Interview With Civic Green

Civic Green are a Melodic four-piece indie rock ’n’ roll band hailing from former mining villages around South Yorkshire. Their no nonsense, driven sound encapsulates their working-class roots, whilst the contrast of escapism inspired lyrics shows a yearning for something more.

·  How did the band start up?

The band started with Danny and myself (Andy), we’ve been best mates from being about 3 years old and both always been in to music. Dan had always played instruments and I’d dabbled with guitar from time to time, by the time we were 16 and going to gigs there was nothing else we wanted to do other than make music, so ended up borrowing one of Danny’s spare guitars and it went from there really. 


·  Who inspired you to make music?

The main inspiration from the beginning was Oasis for me. The music, the attitude, the whole sub culture and fashion surrounding it just fascinated me.


·  How would you describe the music that you typically create?

I always struggle with this because we take inspiration from about a million different places. It’s definitely indie rock and roll but I couldn’t be more specific than that, we take inspiration from bands like Glasvegas and Tribes to Johnny Cash and Buddy Holly.


·  What is your creative process like?

Usually it starts with one of us just playing something at practise and the rest of the lads will join in, then Danny will put the melody to it and work out the lyrics then bring it to practise, every now and then I’ll put a few lines in but Danny does the majority of the writing. 


·  What has been the best part of your journey so far?

Releasing our debut single, the reaction and response to it has blown us away! Knowing there’s people on the other side of the planet that have gone out of their way to play and listen to our tune is mad, innit?


·  Where have you performed? What are your favourite and least favourite venues? Do you have any upcoming shows?

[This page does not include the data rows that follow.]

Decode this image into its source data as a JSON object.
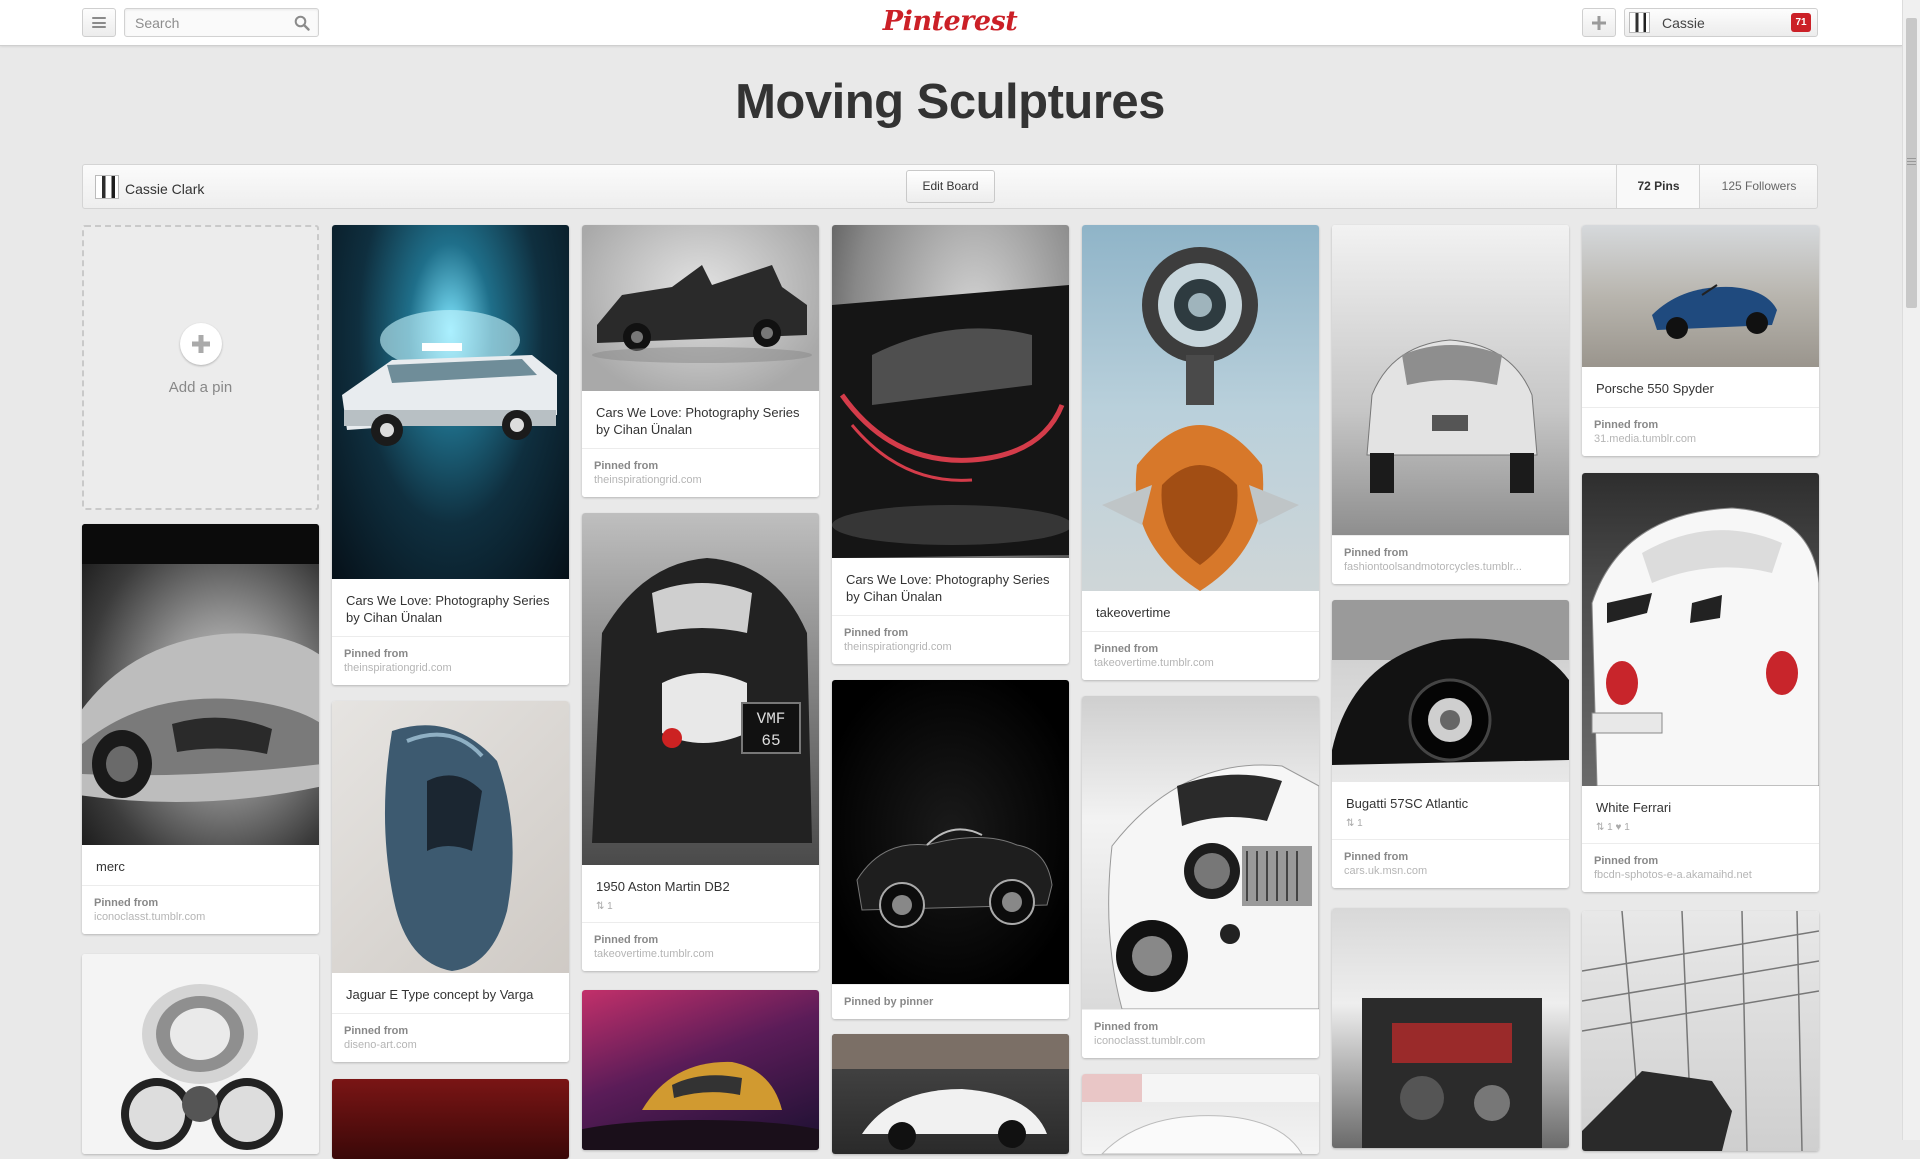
{
  "header": {
    "search_placeholder": "Search",
    "logo_text": "Pinterest",
    "user_name": "Cassie",
    "notification_count": "71",
    "accent_color": "#cb2027"
  },
  "board": {
    "title": "Moving Sculptures",
    "owner": "Cassie Clark",
    "edit_label": "Edit Board",
    "pins_count": "72 Pins",
    "followers_count": "125 Followers"
  },
  "add_pin_label": "Add a pin",
  "pins": [
    {
      "desc": "merc",
      "stats": "",
      "source_label": "Pinned from",
      "source": "iconoclasst.tumblr.com"
    },
    {
      "desc": "Cars We Love: Photography Series by Cihan Ünalan",
      "stats": "",
      "source_label": "Pinned from",
      "source": "theinspirationgrid.com"
    },
    {
      "desc": "Jaguar E Type concept by Varga",
      "stats": "",
      "source_label": "Pinned from",
      "source": "diseno-art.com"
    },
    {
      "desc": "Cars We Love: Photography Series by Cihan Ünalan",
      "stats": "",
      "source_label": "Pinned from",
      "source": "theinspirationgrid.com"
    },
    {
      "desc": "1950 Aston Martin DB2",
      "stats": "⇅ 1",
      "source_label": "Pinned from",
      "source": "takeovertime.tumblr.com"
    },
    {
      "desc": "Cars We Love: Photography Series by Cihan Ünalan",
      "stats": "",
      "source_label": "Pinned from",
      "source": "theinspirationgrid.com"
    },
    {
      "desc": "",
      "stats": "",
      "source_label": "Pinned by pinner",
      "source": ""
    },
    {
      "desc": "takeovertime",
      "stats": "",
      "source_label": "Pinned from",
      "source": "takeovertime.tumblr.com"
    },
    {
      "desc": "",
      "stats": "",
      "source_label": "Pinned from",
      "source": "iconoclasst.tumblr.com"
    },
    {
      "desc": "",
      "stats": "",
      "source_label": "Pinned from",
      "source": "fashiontoolsandmotorcycles.tumblr..."
    },
    {
      "desc": "Bugatti 57SC Atlantic",
      "stats": "⇅ 1",
      "source_label": "Pinned from",
      "source": "cars.uk.msn.com"
    },
    {
      "desc": "Porsche 550 Spyder",
      "stats": "",
      "source_label": "Pinned from",
      "source": "31.media.tumblr.com"
    },
    {
      "desc": "White Ferrari",
      "stats": "⇅ 1   ♥ 1",
      "source_label": "Pinned from",
      "source": "fbcdn-sphotos-e-a.akamaihd.net"
    }
  ]
}
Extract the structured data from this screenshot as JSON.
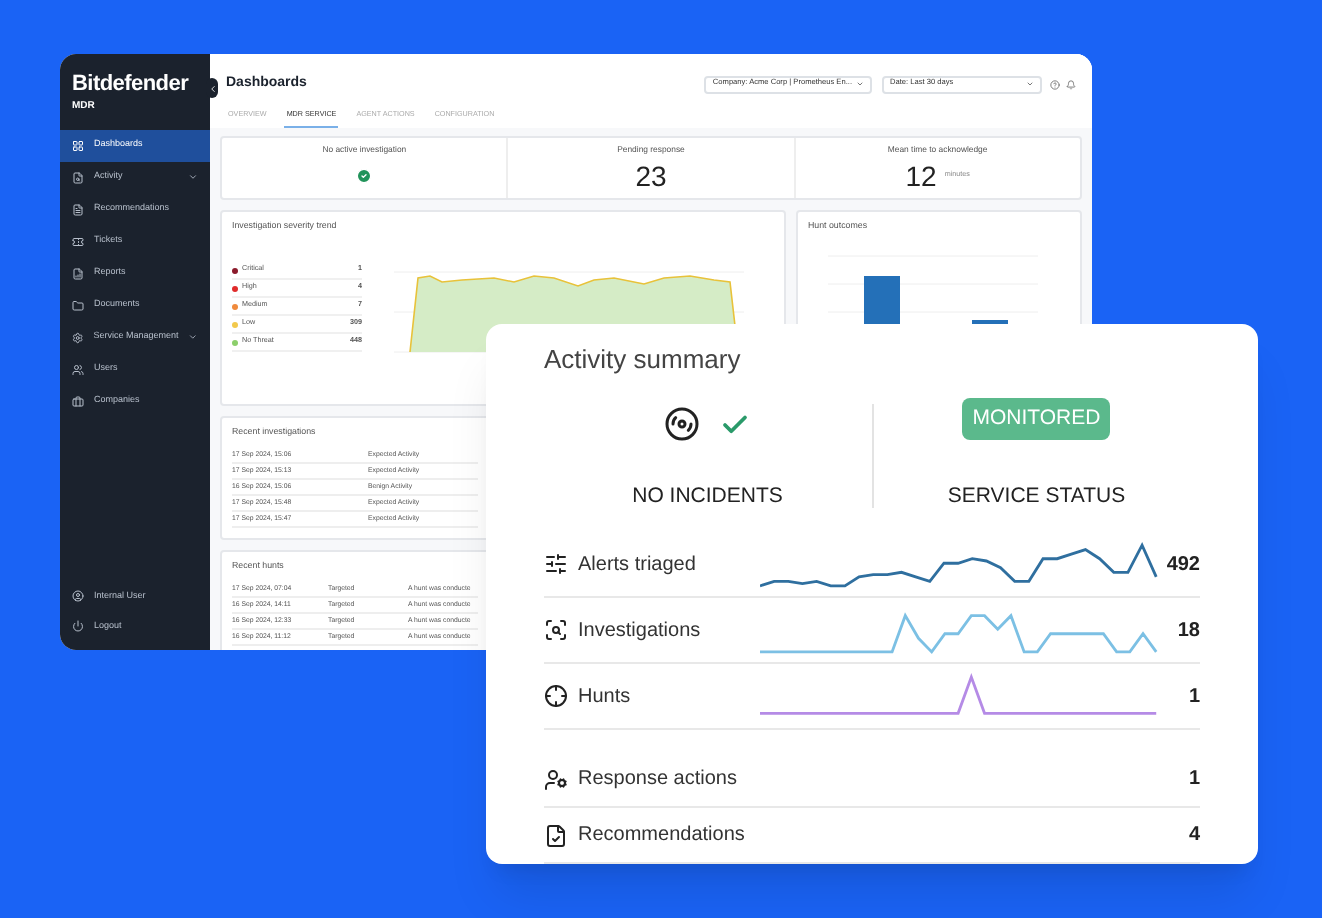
{
  "sidebar": {
    "brand": "Bitdefender",
    "brand_sub": "MDR",
    "items": [
      {
        "label": "Dashboards",
        "selected": true,
        "expandable": false
      },
      {
        "label": "Activity",
        "selected": false,
        "expandable": true
      },
      {
        "label": "Recommendations",
        "selected": false,
        "expandable": false
      },
      {
        "label": "Tickets",
        "selected": false,
        "expandable": false
      },
      {
        "label": "Reports",
        "selected": false,
        "expandable": false
      },
      {
        "label": "Documents",
        "selected": false,
        "expandable": false
      },
      {
        "label": "Service Management",
        "selected": false,
        "expandable": true
      },
      {
        "label": "Users",
        "selected": false,
        "expandable": false
      },
      {
        "label": "Companies",
        "selected": false,
        "expandable": false
      }
    ],
    "footer": [
      {
        "label": "Internal User"
      },
      {
        "label": "Logout"
      }
    ]
  },
  "header": {
    "title": "Dashboards",
    "company": "Company: Acme Corp | Prometheus En...",
    "date": "Date: Last 30 days"
  },
  "tabs": [
    {
      "label": "OVERVIEW",
      "selected": false
    },
    {
      "label": "MDR SERVICE",
      "selected": true
    },
    {
      "label": "AGENT ACTIONS",
      "selected": false
    },
    {
      "label": "CONFIGURATION",
      "selected": false
    }
  ],
  "stats": [
    {
      "kind": "check",
      "label": "No active investigation"
    },
    {
      "kind": "number",
      "label": "Pending response",
      "value": "23"
    },
    {
      "kind": "number",
      "label": "Mean time to acknowledge",
      "value": "12",
      "unit": "minutes"
    }
  ],
  "severity_trend": {
    "title": "Investigation severity trend",
    "legend": [
      {
        "label": "Critical",
        "value": "1",
        "color": "#8b1a2b"
      },
      {
        "label": "High",
        "value": "4",
        "color": "#e02b2b"
      },
      {
        "label": "Medium",
        "value": "7",
        "color": "#f08a3c"
      },
      {
        "label": "Low",
        "value": "309",
        "color": "#f2c94c"
      },
      {
        "label": "No Threat",
        "value": "448",
        "color": "#8ccf6b"
      }
    ]
  },
  "hunt_outcomes": {
    "title": "Hunt outcomes"
  },
  "recent_investigations": {
    "title": "Recent investigations",
    "rows": [
      {
        "date": "17 Sep 2024, 15:06",
        "type": "Expected Activity"
      },
      {
        "date": "17 Sep 2024, 15:13",
        "type": "Expected Activity"
      },
      {
        "date": "16 Sep 2024, 15:06",
        "type": "Benign Activity"
      },
      {
        "date": "17 Sep 2024, 15:48",
        "type": "Expected Activity"
      },
      {
        "date": "17 Sep 2024, 15:47",
        "type": "Expected Activity"
      }
    ]
  },
  "recent_hunts": {
    "title": "Recent hunts",
    "rows": [
      {
        "date": "17 Sep 2024, 07:04",
        "type": "Targeted",
        "description": "A hunt was conducte"
      },
      {
        "date": "16 Sep 2024, 14:11",
        "type": "Targeted",
        "description": "A hunt was conducte"
      },
      {
        "date": "16 Sep 2024, 12:33",
        "type": "Targeted",
        "description": "A hunt was conducte"
      },
      {
        "date": "16 Sep 2024, 11:12",
        "type": "Targeted",
        "description": "A hunt was conducte"
      }
    ]
  },
  "activity_summary": {
    "title": "Activity summary",
    "incidents_label": "NO INCIDENTS",
    "status_badge": "MONITORED",
    "status_label": "SERVICE STATUS",
    "rows": [
      {
        "kind": "trend",
        "label": "Alerts triaged",
        "value": "492",
        "color": "#2f6f9f"
      },
      {
        "kind": "trend",
        "label": "Investigations",
        "value": "18",
        "color": "#7cc0e4"
      },
      {
        "kind": "trend",
        "label": "Hunts",
        "value": "1",
        "color": "#b58be6"
      },
      {
        "kind": "count",
        "label": "Response actions",
        "value": "1"
      },
      {
        "kind": "count",
        "label": "Recommendations",
        "value": "4"
      }
    ]
  }
}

The Leadmill is definitely my favourite venue we’ve played, it’s a proper rite of passage venue that, innit? Hopefully we’ll get back there at some point in the near future and get a chance to play the main stage. Café Totem was definitely up there too, small venue with low ceilings, proper sweaty and a banging sound. What more could you want?


Least favourite has to be the working mens we played in Barnsley, absolutely huge boozer with barely any customers, apart from the two pissed blokes who ended up throwing a chair through the window mid set when they were having a scrap outside.


·  How do you feel the Internet has impacted the music business?

Pros and cons I suppose. When I’m at a gig I hate it, I hate watching gigs through other people’s phone screens but then at the same time, it’s been an absolute godsend for us all through the lock down and that.


·  Out of your recent tracks which is your favourite and why?

We’ve got some belters lined up but given we’ve just released it, it’s gotta be ‘There Is Always A Light’


·  If you could change anything about the industry, what would it be?

Streaming and the way services pay artists. The service itself really is amazing but the way they pay their artists just isn’t sustainable, or in my view, ethical and I think 2020 has proven that. Most artist have no other source of income because of the pandemic, how is anyone other than the global superstars supposed to survive on 0.003p per play?


·  What’s next for you Guys?

We’ve got our next single already recorded and ready for release, hopefully there’ll be some restrictions lifted pretty soon so we can play some live gigs too!